» The problem: The following entries should be restated word for word, pictures excluded.

» Record excerpts:
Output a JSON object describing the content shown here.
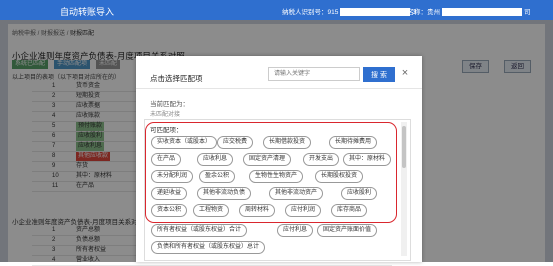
{
  "topbar": {
    "title": "自动转账导入",
    "taxno_label": "纳税人识别号：915",
    "taxno_tail": "3",
    "taxname_label": "纳税人名称：贵州",
    "taxname_tail": "司"
  },
  "page": {
    "breadcrumb_a": "纳税申报",
    "breadcrumb_b": "财报报送",
    "breadcrumb_cur": "财报匹配",
    "section_title": "小企业准则年度资产负债表-月度项目关系对照",
    "tag_a": "系统已匹配",
    "tag_b": "手动匹配项",
    "tag_c": "未匹配",
    "sub_note": "以上项目的表项（以下项目对应所在的）",
    "btn_a": "保存",
    "btn_b": "返回",
    "rows": [
      {
        "idx": "1",
        "name": "货币资金"
      },
      {
        "idx": "2",
        "name": "短期投资"
      },
      {
        "idx": "3",
        "name": "应收票据"
      },
      {
        "idx": "4",
        "name": "应收账款"
      },
      {
        "idx": "5",
        "name": "预付账款"
      },
      {
        "idx": "6",
        "name": "应收股利"
      },
      {
        "idx": "7",
        "name": "应收利息"
      },
      {
        "idx": "8",
        "name": "其他应收款"
      },
      {
        "idx": "9",
        "name": "存货"
      },
      {
        "idx": "10",
        "name": "其中：原材料"
      },
      {
        "idx": "11",
        "name": "在产品"
      }
    ],
    "section2": "小企业准则年度资产负债表-月度项目关系对照",
    "rows2": [
      {
        "idx": "1",
        "name": "资产总额"
      },
      {
        "idx": "2",
        "name": "负债总额"
      },
      {
        "idx": "3",
        "name": "所有者权益"
      },
      {
        "idx": "4",
        "name": "营业收入"
      }
    ]
  },
  "dialog": {
    "title": "点击选择匹配项",
    "search_placeholder": "请输入关键字",
    "search_button": "搜 索",
    "close_glyph": "×",
    "current_label": "当前匹配为：",
    "current_value": "未匹配对接",
    "options_label": "可匹配项：",
    "chips": [
      {
        "label": "实收资本（或股本）"
      },
      {
        "label": "应交税费"
      },
      {
        "label": "长期借款投资"
      },
      {
        "label": "长期待摊费用"
      },
      {
        "label": "在产品"
      },
      {
        "label": "应收利息"
      },
      {
        "label": "固定资产清理"
      },
      {
        "label": "开发支出"
      },
      {
        "label": "其中：原材料"
      },
      {
        "label": "未分配利润"
      },
      {
        "label": "盈余公积"
      },
      {
        "label": "生物性生物资产"
      },
      {
        "label": "长期股权投资"
      },
      {
        "label": "递延收益"
      },
      {
        "label": "其他非流动负债"
      },
      {
        "label": "其他非流动资产"
      },
      {
        "label": "应收股利"
      },
      {
        "label": "资本公积"
      },
      {
        "label": "工程物资"
      },
      {
        "label": "周转材料"
      },
      {
        "label": "应付利润"
      },
      {
        "label": "库存商品"
      },
      {
        "label": "所有者权益（或股东权益）合计"
      },
      {
        "label": "应付利息"
      },
      {
        "label": "固定资产账面价值"
      },
      {
        "label": "负债和所有者权益（或股东权益）总计"
      }
    ]
  },
  "colors": {
    "accent": "#2f6fcf",
    "highlight": "#d9272e"
  }
}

» Output of the exercise:
Output a JSON object describing the content shown here.
{
  "topbar": {
    "title": "自动转账导入",
    "taxno_label": "纳税人识别号：915",
    "taxno_tail": "3",
    "taxname_label": "纳税人名称：贵州",
    "taxname_tail": "司"
  },
  "page": {
    "breadcrumb_a": "纳税申报",
    "breadcrumb_b": "财报报送",
    "breadcrumb_cur": "财报匹配",
    "section_title": "小企业准则年度资产负债表-月度项目关系对照",
    "tag_a": "系统已匹配",
    "tag_b": "手动匹配项",
    "tag_c": "未匹配",
    "sub_note": "以上项目的表项（以下项目对应所在的）",
    "btn_a": "保存",
    "btn_b": "返回",
    "rows": [
      {
        "idx": "1",
        "name": "货币资金"
      },
      {
        "idx": "2",
        "name": "短期投资"
      },
      {
        "idx": "3",
        "name": "应收票据"
      },
      {
        "idx": "4",
        "name": "应收账款"
      },
      {
        "idx": "5",
        "name": "预付账款"
      },
      {
        "idx": "6",
        "name": "应收股利"
      },
      {
        "idx": "7",
        "name": "应收利息"
      },
      {
        "idx": "8",
        "name": "其他应收款"
      },
      {
        "idx": "9",
        "name": "存货"
      },
      {
        "idx": "10",
        "name": "其中：原材料"
      },
      {
        "idx": "11",
        "name": "在产品"
      }
    ],
    "section2": "小企业准则年度资产负债表-月度项目关系对照",
    "rows2": [
      {
        "idx": "1",
        "name": "资产总额"
      },
      {
        "idx": "2",
        "name": "负债总额"
      },
      {
        "idx": "3",
        "name": "所有者权益"
      },
      {
        "idx": "4",
        "name": "营业收入"
      }
    ]
  },
  "dialog": {
    "title": "点击选择匹配项",
    "search_placeholder": "请输入关键字",
    "search_button": "搜 索",
    "close_glyph": "×",
    "current_label": "当前匹配为：",
    "current_value": "未匹配对接",
    "options_label": "可匹配项：",
    "chips": [
      {
        "label": "实收资本（或股本）"
      },
      {
        "label": "应交税费"
      },
      {
        "label": "长期借款投资"
      },
      {
        "label": "长期待摊费用"
      },
      {
        "label": "在产品"
      },
      {
        "label": "应收利息"
      },
      {
        "label": "固定资产清理"
      },
      {
        "label": "开发支出"
      },
      {
        "label": "其中：原材料"
      },
      {
        "label": "未分配利润"
      },
      {
        "label": "盈余公积"
      },
      {
        "label": "生物性生物资产"
      },
      {
        "label": "长期股权投资"
      },
      {
        "label": "递延收益"
      },
      {
        "label": "其他非流动负债"
      },
      {
        "label": "其他非流动资产"
      },
      {
        "label": "应收股利"
      },
      {
        "label": "资本公积"
      },
      {
        "label": "工程物资"
      },
      {
        "label": "周转材料"
      },
      {
        "label": "应付利润"
      },
      {
        "label": "库存商品"
      },
      {
        "label": "所有者权益（或股东权益）合计"
      },
      {
        "label": "应付利息"
      },
      {
        "label": "固定资产账面价值"
      },
      {
        "label": "负债和所有者权益（或股东权益）总计"
      }
    ]
  },
  "colors": {
    "accent": "#2f6fcf",
    "highlight": "#d9272e"
  }
}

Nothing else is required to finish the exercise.